> **WORK REQUIRED**: The answer must consist of every line in the records below that contains the string "bool".

> **THE DATA**:

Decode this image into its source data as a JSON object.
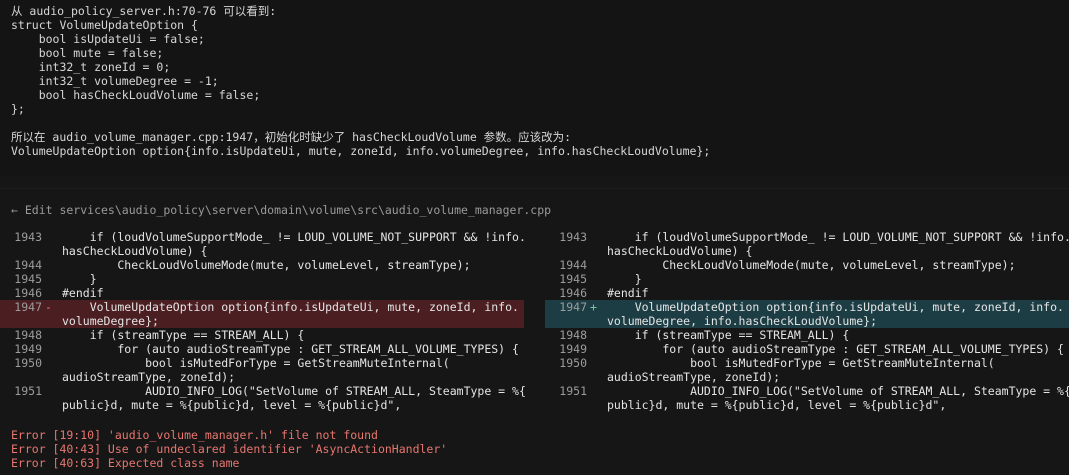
{
  "intro": {
    "source_line": "从 audio_policy_server.h:70-76 可以看到:",
    "struct_lines": [
      "struct VolumeUpdateOption {",
      "    bool isUpdateUi = false;",
      "    bool mute = false;",
      "    int32_t zoneId = 0;",
      "    int32_t volumeDegree = -1;",
      "    bool hasCheckLoudVolume = false;",
      "};"
    ],
    "conclusion_line": "所以在 audio_volume_manager.cpp:1947，初始化时缺少了 hasCheckLoudVolume 参数。应该改为:",
    "fix_line": "VolumeUpdateOption option{info.isUpdateUi, mute, zoneId, info.volumeDegree, info.hasCheckLoudVolume};"
  },
  "edit": {
    "label": "← Edit services\\audio_policy\\server\\domain\\volume\\src\\audio_volume_manager.cpp"
  },
  "diff": {
    "left": [
      {
        "num": "1943",
        "sign": "",
        "text": "    if (loudVolumeSupportMode_ != LOUD_VOLUME_NOT_SUPPORT && !info.",
        "kind": "ctx"
      },
      {
        "num": "",
        "sign": "",
        "text": "hasCheckLoudVolume) {",
        "kind": "ctx"
      },
      {
        "num": "1944",
        "sign": "",
        "text": "        CheckLoudVolumeMode(mute, volumeLevel, streamType);",
        "kind": "ctx"
      },
      {
        "num": "1945",
        "sign": "",
        "text": "    }",
        "kind": "ctx"
      },
      {
        "num": "1946",
        "sign": "",
        "text": "#endif",
        "kind": "ctx"
      },
      {
        "num": "1947",
        "sign": "-",
        "text": "    VolumeUpdateOption option{info.isUpdateUi, mute, zoneId, info.",
        "kind": "del"
      },
      {
        "num": "",
        "sign": "",
        "text": "volumeDegree};",
        "kind": "del"
      },
      {
        "num": "1948",
        "sign": "",
        "text": "    if (streamType == STREAM_ALL) {",
        "kind": "ctx"
      },
      {
        "num": "1949",
        "sign": "",
        "text": "        for (auto audioStreamType : GET_STREAM_ALL_VOLUME_TYPES) {",
        "kind": "ctx"
      },
      {
        "num": "1950",
        "sign": "",
        "text": "            bool isMutedForType = GetStreamMuteInternal(",
        "kind": "ctx"
      },
      {
        "num": "",
        "sign": "",
        "text": "audioStreamType, zoneId);",
        "kind": "ctx"
      },
      {
        "num": "1951",
        "sign": "",
        "text": "            AUDIO_INFO_LOG(\"SetVolume of STREAM_ALL, SteamType = %{",
        "kind": "ctx"
      },
      {
        "num": "",
        "sign": "",
        "text": "public}d, mute = %{public}d, level = %{public}d\",",
        "kind": "ctx"
      }
    ],
    "right": [
      {
        "num": "1943",
        "sign": "",
        "text": "    if (loudVolumeSupportMode_ != LOUD_VOLUME_NOT_SUPPORT && !info.",
        "kind": "ctx"
      },
      {
        "num": "",
        "sign": "",
        "text": "hasCheckLoudVolume) {",
        "kind": "ctx"
      },
      {
        "num": "1944",
        "sign": "",
        "text": "        CheckLoudVolumeMode(mute, volumeLevel, streamType);",
        "kind": "ctx"
      },
      {
        "num": "1945",
        "sign": "",
        "text": "    }",
        "kind": "ctx"
      },
      {
        "num": "1946",
        "sign": "",
        "text": "#endif",
        "kind": "ctx"
      },
      {
        "num": "1947",
        "sign": "+",
        "text": "    VolumeUpdateOption option{info.isUpdateUi, mute, zoneId, info.",
        "kind": "add"
      },
      {
        "num": "",
        "sign": "",
        "text": "volumeDegree, info.hasCheckLoudVolume};",
        "kind": "add"
      },
      {
        "num": "1948",
        "sign": "",
        "text": "    if (streamType == STREAM_ALL) {",
        "kind": "ctx"
      },
      {
        "num": "1949",
        "sign": "",
        "text": "        for (auto audioStreamType : GET_STREAM_ALL_VOLUME_TYPES) {",
        "kind": "ctx"
      },
      {
        "num": "1950",
        "sign": "",
        "text": "            bool isMutedForType = GetStreamMuteInternal(",
        "kind": "ctx"
      },
      {
        "num": "",
        "sign": "",
        "text": "audioStreamType, zoneId);",
        "kind": "ctx"
      },
      {
        "num": "1951",
        "sign": "",
        "text": "            AUDIO_INFO_LOG(\"SetVolume of STREAM_ALL, SteamType = %{",
        "kind": "ctx"
      },
      {
        "num": "",
        "sign": "",
        "text": "public}d, mute = %{public}d, level = %{public}d\",",
        "kind": "ctx"
      }
    ]
  },
  "errors": [
    "Error [19:10] 'audio_volume_manager.h' file not found",
    "Error [40:43] Use of undeclared identifier 'AsyncActionHandler'",
    "Error [40:63] Expected class name"
  ],
  "colors": {
    "background": "#161616",
    "deleted_line_bg": "#4b1e22",
    "added_line_bg": "#1d3d45",
    "error_text": "#e7766f",
    "member_highlight": "#d87bd0"
  }
}
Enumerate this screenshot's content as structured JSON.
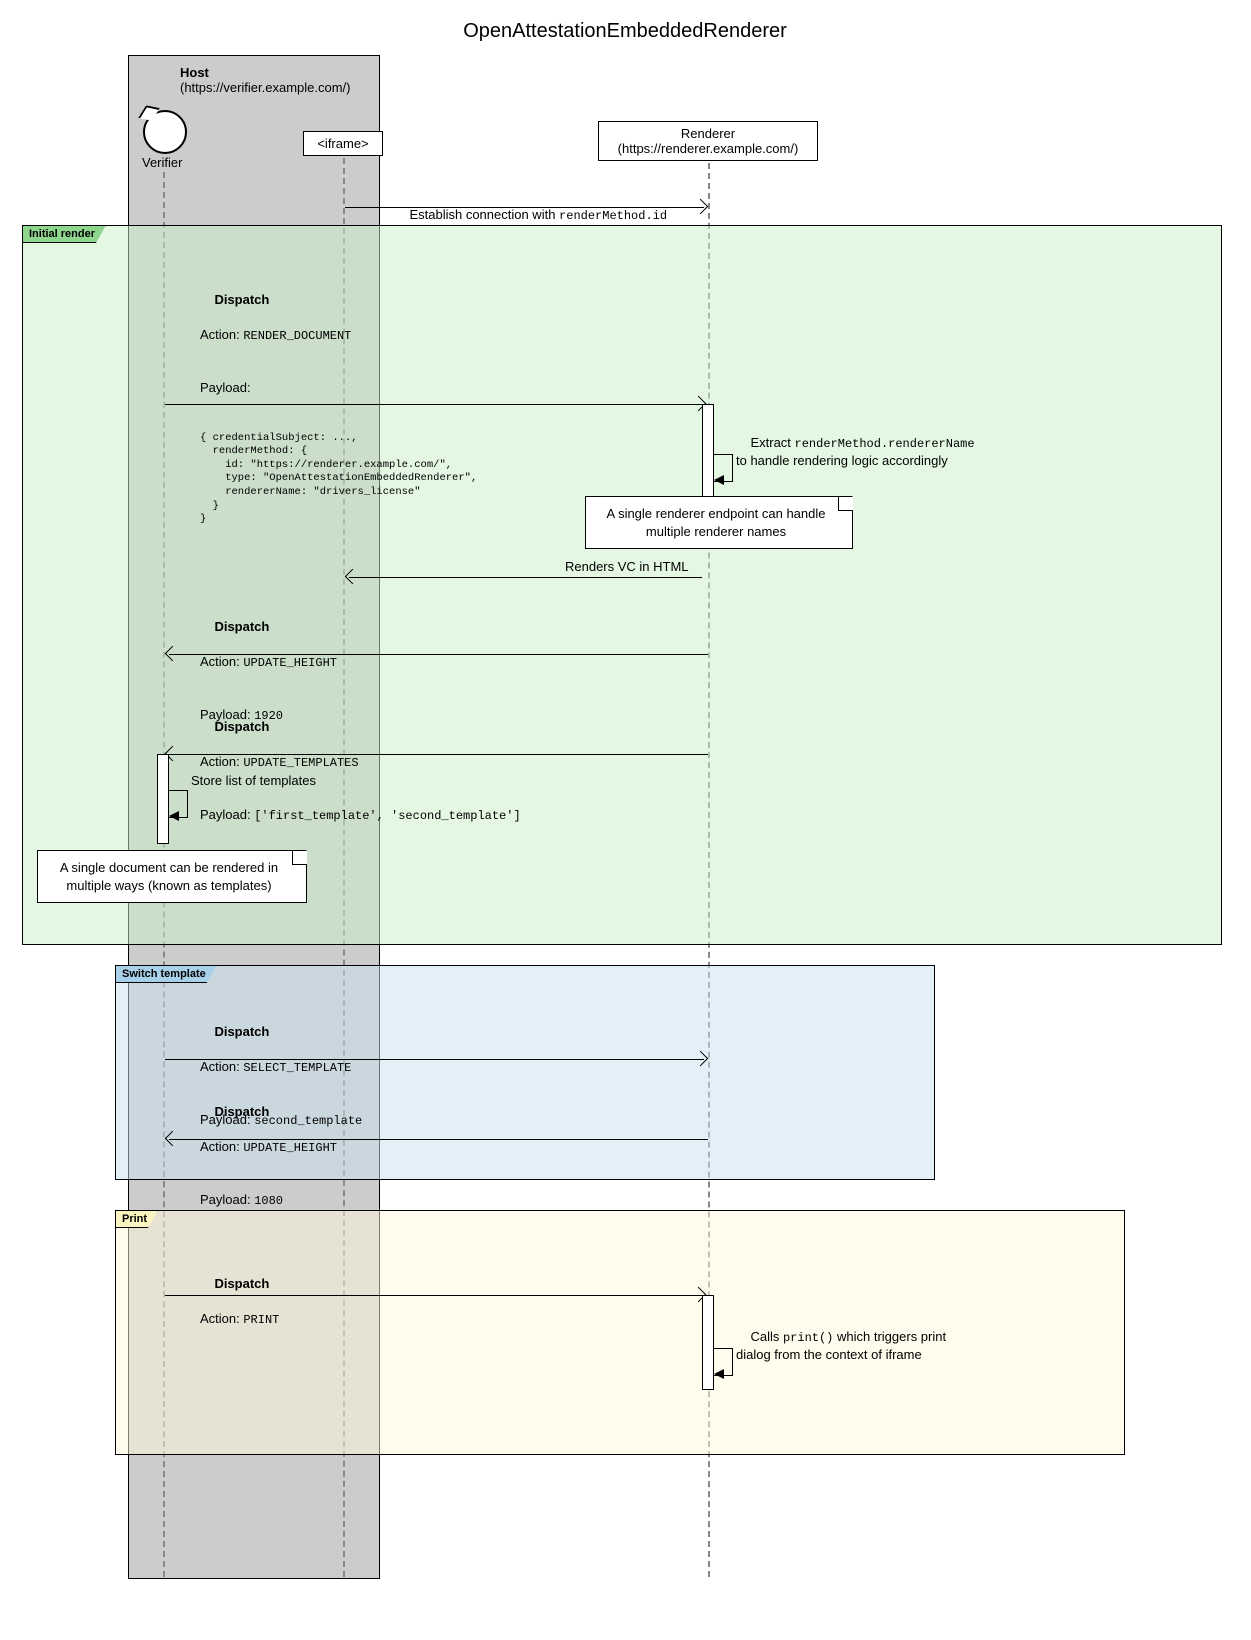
{
  "title": "OpenAttestationEmbeddedRenderer",
  "host": {
    "name": "Host",
    "url": "(https://verifier.example.com/)"
  },
  "actor": {
    "label": "Verifier"
  },
  "iframe_label": "<iframe>",
  "renderer": {
    "name": "Renderer",
    "url": "(https://renderer.example.com/)"
  },
  "msg_establish_pre": "Establish connection with ",
  "msg_establish_code": "renderMethod.id",
  "frame1_tag": "Initial render",
  "frame2_tag": "Switch template",
  "frame3_tag": "Print",
  "dispatch_label": "Dispatch",
  "action_label": "Action: ",
  "payload_label": "Payload: ",
  "payload_label_colon": "Payload:",
  "action_render_document": "RENDER_DOCUMENT",
  "render_payload": "{ credentialSubject: ...,\n  renderMethod: {\n    id: \"https://renderer.example.com/\",\n    type: \"OpenAttestationEmbeddedRenderer\",\n    rendererName: \"drivers_license\"\n  }\n}",
  "self1_pre": "Extract ",
  "self1_code": "renderMethod.rendererName",
  "self1_post": "\nto handle rendering logic accordingly",
  "note_renderer": "A single renderer endpoint can handle\nmultiple renderer names",
  "msg_renders_vc": "Renders VC in HTML",
  "action_update_height": "UPDATE_HEIGHT",
  "payload_1920": "1920",
  "action_update_templates": "UPDATE_TEMPLATES",
  "payload_templates": "['first_template', 'second_template']",
  "self2_text": "Store list of templates",
  "note_document": "A single document can be rendered in\nmultiple ways (known as templates)",
  "action_select_template": "SELECT_TEMPLATE",
  "payload_second_template": "second_template",
  "payload_1080": "1080",
  "action_print": "PRINT",
  "self3_pre": "Calls ",
  "self3_code": "print()",
  "self3_post": " which triggers print\ndialog from the context of iframe"
}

> **ANSWER TO THIS PROBLEM**:
      "    bool isUpdateUi = false;",
      "    bool mute = false;",
      "    bool hasCheckLoudVolume = false;",
        "text": "            bool isMutedForType = GetStreamMuteInternal(",
        "text": "            bool isMutedForType = GetStreamMuteInternal(",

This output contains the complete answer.